**Task instructions**
Apart from the pictures, every line below needs to be reproduced verbatim.

*** Block opens ***

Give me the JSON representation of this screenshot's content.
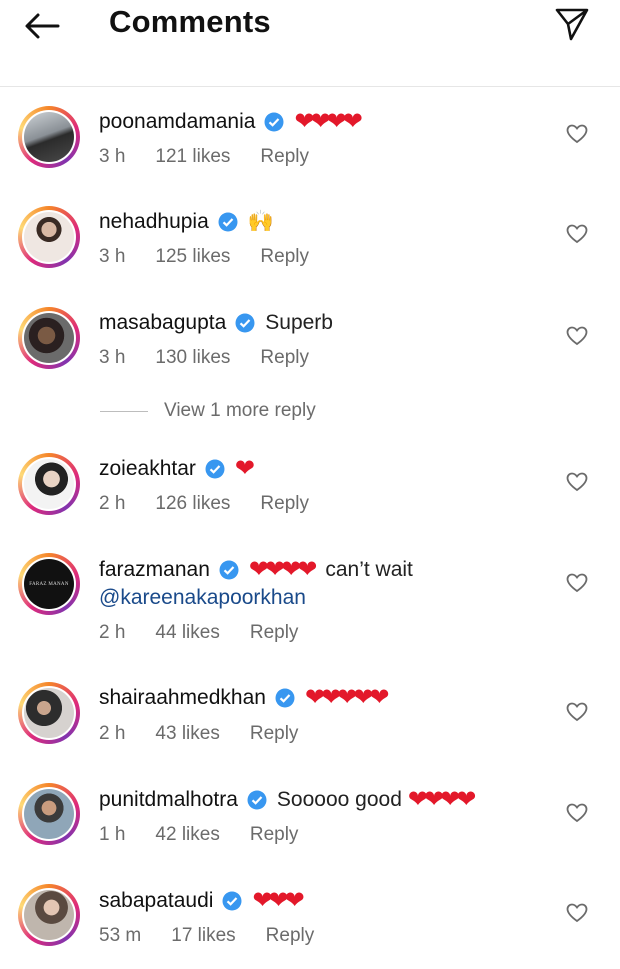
{
  "header": {
    "title": "Comments",
    "back_icon": "arrow-left-icon",
    "share_icon": "paper-plane-icon"
  },
  "more_replies": "View 1 more reply",
  "comments": [
    {
      "user": "poonamdamania",
      "hearts": "❤❤❤❤",
      "text": "",
      "time": "3 h",
      "likes": "121 likes",
      "reply": "Reply"
    },
    {
      "user": "nehadhupia",
      "hearts": "",
      "text": "🙌",
      "time": "3 h",
      "likes": "125 likes",
      "reply": "Reply"
    },
    {
      "user": "masabagupta",
      "hearts": "",
      "text": "Superb",
      "time": "3 h",
      "likes": "130 likes",
      "reply": "Reply"
    },
    {
      "user": "zoieakhtar",
      "hearts": "❤",
      "text": "",
      "time": "2 h",
      "likes": "126 likes",
      "reply": "Reply"
    },
    {
      "user": "farazmanan",
      "hearts": "❤❤❤❤",
      "text": "can’t wait",
      "mention": "@kareenakapoorkhan",
      "avatar_text": "FARAZ MANAN",
      "time": "2 h",
      "likes": "44 likes",
      "reply": "Reply"
    },
    {
      "user": "shairaahmedkhan",
      "hearts": "❤❤❤❤❤",
      "text": "",
      "time": "2 h",
      "likes": "43 likes",
      "reply": "Reply"
    },
    {
      "user": "punitdmalhotra",
      "hearts": "❤❤❤❤",
      "text": "Sooooo good",
      "time": "1 h",
      "likes": "42 likes",
      "reply": "Reply"
    },
    {
      "user": "sabapataudi",
      "hearts": "❤❤❤",
      "text": "",
      "time": "53 m",
      "likes": "17 likes",
      "reply": "Reply"
    }
  ],
  "colors": {
    "heart": "#e3182a",
    "verified": "#3897f0",
    "meta": "#6b6b6b",
    "mention": "#1a4a8a"
  }
}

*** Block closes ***

**Exercise response**
Give me the JSON representation of this screenshot's content.
{
  "header": {
    "title": "Comments",
    "back_icon": "arrow-left-icon",
    "share_icon": "paper-plane-icon"
  },
  "more_replies": "View 1 more reply",
  "comments": [
    {
      "user": "poonamdamania",
      "hearts": "❤❤❤❤",
      "text": "",
      "time": "3 h",
      "likes": "121 likes",
      "reply": "Reply"
    },
    {
      "user": "nehadhupia",
      "hearts": "",
      "text": "🙌",
      "time": "3 h",
      "likes": "125 likes",
      "reply": "Reply"
    },
    {
      "user": "masabagupta",
      "hearts": "",
      "text": "Superb",
      "time": "3 h",
      "likes": "130 likes",
      "reply": "Reply"
    },
    {
      "user": "zoieakhtar",
      "hearts": "❤",
      "text": "",
      "time": "2 h",
      "likes": "126 likes",
      "reply": "Reply"
    },
    {
      "user": "farazmanan",
      "hearts": "❤❤❤❤",
      "text": "can’t wait",
      "mention": "@kareenakapoorkhan",
      "avatar_text": "FARAZ MANAN",
      "time": "2 h",
      "likes": "44 likes",
      "reply": "Reply"
    },
    {
      "user": "shairaahmedkhan",
      "hearts": "❤❤❤❤❤",
      "text": "",
      "time": "2 h",
      "likes": "43 likes",
      "reply": "Reply"
    },
    {
      "user": "punitdmalhotra",
      "hearts": "❤❤❤❤",
      "text": "Sooooo good",
      "time": "1 h",
      "likes": "42 likes",
      "reply": "Reply"
    },
    {
      "user": "sabapataudi",
      "hearts": "❤❤❤",
      "text": "",
      "time": "53 m",
      "likes": "17 likes",
      "reply": "Reply"
    }
  ],
  "colors": {
    "heart": "#e3182a",
    "verified": "#3897f0",
    "meta": "#6b6b6b",
    "mention": "#1a4a8a"
  }
}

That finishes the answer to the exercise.